Content starts

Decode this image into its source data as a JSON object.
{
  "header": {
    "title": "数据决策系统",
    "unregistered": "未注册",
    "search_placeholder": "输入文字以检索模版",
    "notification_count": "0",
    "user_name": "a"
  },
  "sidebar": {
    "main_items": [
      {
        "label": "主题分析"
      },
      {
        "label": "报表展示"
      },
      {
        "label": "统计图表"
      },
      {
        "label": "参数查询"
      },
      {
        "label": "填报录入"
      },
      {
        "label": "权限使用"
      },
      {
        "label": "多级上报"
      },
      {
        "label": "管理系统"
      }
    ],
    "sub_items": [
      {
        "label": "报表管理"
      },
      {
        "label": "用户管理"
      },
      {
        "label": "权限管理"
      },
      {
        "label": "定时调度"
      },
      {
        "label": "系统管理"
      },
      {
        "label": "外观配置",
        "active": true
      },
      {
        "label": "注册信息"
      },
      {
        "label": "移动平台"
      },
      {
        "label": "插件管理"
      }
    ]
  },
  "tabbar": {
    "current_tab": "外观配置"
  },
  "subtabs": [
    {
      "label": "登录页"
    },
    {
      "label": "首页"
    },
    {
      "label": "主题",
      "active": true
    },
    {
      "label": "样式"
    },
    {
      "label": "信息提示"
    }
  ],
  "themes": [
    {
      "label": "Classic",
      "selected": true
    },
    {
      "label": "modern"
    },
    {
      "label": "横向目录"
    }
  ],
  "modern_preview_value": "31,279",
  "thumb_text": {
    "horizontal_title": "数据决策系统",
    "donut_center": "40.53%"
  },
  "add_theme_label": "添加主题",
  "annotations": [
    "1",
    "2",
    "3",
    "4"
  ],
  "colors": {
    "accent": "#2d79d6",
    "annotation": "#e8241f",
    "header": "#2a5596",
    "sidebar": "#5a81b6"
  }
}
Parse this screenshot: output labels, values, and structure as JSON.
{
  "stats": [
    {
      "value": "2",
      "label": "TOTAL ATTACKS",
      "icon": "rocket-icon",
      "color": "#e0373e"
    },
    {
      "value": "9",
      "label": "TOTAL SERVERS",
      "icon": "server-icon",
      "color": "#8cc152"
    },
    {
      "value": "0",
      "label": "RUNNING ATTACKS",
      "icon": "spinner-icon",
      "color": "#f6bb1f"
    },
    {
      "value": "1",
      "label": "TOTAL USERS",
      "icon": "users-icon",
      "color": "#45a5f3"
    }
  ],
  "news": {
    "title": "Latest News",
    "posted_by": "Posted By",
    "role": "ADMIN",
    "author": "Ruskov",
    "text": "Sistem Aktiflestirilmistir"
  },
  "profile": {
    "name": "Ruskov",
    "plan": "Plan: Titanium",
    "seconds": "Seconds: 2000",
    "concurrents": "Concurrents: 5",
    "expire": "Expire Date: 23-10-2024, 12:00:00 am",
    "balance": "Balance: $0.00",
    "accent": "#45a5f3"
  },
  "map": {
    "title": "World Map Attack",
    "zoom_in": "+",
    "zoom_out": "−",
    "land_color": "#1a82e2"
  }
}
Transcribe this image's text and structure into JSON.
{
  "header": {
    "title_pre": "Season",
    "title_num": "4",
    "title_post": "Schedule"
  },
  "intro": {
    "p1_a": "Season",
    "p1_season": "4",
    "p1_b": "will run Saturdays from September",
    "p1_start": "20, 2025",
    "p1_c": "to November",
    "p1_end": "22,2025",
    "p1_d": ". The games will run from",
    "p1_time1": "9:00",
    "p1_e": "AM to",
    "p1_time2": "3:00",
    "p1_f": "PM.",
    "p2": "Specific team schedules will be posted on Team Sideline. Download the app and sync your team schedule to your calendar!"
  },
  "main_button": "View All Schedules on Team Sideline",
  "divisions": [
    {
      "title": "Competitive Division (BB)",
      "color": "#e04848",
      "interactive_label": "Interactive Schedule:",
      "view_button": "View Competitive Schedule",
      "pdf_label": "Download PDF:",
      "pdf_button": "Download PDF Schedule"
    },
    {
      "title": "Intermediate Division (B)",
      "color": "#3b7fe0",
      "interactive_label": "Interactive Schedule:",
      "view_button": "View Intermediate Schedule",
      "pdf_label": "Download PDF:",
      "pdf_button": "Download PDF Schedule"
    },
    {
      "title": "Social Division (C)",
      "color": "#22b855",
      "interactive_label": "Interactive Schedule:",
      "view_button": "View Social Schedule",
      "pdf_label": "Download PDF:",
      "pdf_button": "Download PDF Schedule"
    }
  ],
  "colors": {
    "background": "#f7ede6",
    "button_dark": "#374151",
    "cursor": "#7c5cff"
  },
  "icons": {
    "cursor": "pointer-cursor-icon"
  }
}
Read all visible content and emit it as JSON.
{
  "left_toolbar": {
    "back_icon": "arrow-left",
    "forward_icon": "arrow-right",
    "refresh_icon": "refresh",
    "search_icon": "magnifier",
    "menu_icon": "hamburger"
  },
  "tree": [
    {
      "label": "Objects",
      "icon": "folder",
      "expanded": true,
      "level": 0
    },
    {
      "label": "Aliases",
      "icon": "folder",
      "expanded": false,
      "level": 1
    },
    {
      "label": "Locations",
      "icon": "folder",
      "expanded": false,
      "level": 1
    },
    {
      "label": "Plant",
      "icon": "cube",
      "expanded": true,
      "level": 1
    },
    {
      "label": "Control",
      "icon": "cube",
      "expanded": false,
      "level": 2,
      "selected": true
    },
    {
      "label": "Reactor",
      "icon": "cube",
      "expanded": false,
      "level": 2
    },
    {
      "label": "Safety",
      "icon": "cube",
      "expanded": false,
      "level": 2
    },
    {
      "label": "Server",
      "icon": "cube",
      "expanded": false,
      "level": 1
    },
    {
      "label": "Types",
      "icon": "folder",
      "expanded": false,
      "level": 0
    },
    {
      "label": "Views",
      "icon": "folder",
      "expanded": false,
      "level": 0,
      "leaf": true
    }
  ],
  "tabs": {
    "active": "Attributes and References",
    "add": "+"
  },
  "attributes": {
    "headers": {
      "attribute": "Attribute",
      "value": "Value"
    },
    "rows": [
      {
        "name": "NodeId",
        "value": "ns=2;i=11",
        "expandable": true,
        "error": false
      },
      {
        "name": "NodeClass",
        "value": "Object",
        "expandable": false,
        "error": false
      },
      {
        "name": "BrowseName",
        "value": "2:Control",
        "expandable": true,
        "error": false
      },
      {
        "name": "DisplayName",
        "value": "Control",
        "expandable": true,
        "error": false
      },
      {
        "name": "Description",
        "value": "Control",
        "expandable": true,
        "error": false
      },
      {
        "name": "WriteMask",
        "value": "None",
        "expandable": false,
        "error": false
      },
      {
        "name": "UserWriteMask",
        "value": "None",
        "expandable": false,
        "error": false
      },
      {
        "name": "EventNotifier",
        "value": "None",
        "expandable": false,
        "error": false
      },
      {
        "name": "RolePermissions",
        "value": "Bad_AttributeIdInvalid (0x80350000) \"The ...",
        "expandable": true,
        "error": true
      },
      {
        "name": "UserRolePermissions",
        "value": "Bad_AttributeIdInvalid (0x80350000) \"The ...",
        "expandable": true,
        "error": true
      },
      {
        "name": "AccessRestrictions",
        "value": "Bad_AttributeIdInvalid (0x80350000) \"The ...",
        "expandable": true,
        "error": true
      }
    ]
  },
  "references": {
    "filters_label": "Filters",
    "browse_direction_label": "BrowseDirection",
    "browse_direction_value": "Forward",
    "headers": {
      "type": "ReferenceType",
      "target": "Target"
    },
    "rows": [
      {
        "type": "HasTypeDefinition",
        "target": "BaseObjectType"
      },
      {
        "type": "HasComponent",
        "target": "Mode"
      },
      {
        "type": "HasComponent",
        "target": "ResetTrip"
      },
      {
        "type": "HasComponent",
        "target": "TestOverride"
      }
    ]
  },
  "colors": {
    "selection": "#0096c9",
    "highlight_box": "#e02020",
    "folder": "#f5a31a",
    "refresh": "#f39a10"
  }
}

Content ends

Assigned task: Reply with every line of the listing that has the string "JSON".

Solution:
Decode this image into its source data as a JSON object.
Parse this screenshot: output labels, values, and structure as JSON.
Transcribe this image's text and structure into JSON.
Read all visible content and emit it as JSON.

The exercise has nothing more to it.